Appreciation, observation and understanding are now the main paradigm of our interaction with wild animals. At EcoCamp, visitors can experience wildlife encounters like those had by Lady Dixie, whilst adhering to the new ideals of modern ecotourism. For Patagonia beginners, the fauna trail on our Wildlife Safari is packed with guanacos and ñandús. You’ll need to be lucky to spot the puma, but joining our Puma Tracking Adventure will give you a much better chance of seeing the elusive animal. Or roam Torres del Paine Dixie-style on our Horseback Riding Extension, and meet the wild horses that so terrified Lady Dixie on the new Wild Horse Tracking Extension, where you will have the chance to observe their agility and grace, and even help collect data for scientific research.

Inspired by Lady Dixie's adventure? Let us know which Patagonian wildlife encounter you dream of having by leaving a comment below!
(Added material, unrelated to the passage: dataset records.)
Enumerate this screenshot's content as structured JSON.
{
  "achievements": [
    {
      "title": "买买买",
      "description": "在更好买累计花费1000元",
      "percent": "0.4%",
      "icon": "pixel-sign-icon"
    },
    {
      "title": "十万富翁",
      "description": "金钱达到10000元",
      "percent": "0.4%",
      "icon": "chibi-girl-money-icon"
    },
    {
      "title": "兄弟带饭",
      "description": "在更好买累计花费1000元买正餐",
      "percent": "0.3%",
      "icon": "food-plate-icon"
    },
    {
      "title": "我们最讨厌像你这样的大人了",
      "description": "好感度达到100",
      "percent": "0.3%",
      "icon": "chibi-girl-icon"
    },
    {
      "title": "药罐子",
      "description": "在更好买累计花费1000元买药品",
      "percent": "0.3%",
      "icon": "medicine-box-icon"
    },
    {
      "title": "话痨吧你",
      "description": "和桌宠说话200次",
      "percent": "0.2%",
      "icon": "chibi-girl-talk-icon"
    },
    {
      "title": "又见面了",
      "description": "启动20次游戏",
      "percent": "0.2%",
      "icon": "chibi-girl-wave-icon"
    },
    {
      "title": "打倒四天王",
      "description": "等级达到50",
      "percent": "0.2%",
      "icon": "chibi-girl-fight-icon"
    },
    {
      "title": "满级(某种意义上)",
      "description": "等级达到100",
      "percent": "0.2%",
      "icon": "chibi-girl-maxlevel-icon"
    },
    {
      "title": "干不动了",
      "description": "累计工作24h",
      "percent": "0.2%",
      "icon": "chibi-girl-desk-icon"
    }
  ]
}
Look out for our next article In the Footsteps of Lady Florence Dixie, where we'll learn more about the baguales in an interview with two modern-day Lady Dixies on their Wild Horse Tracking adventure, and our inteview with Victor, an expert on baguales, for a scientific perspective!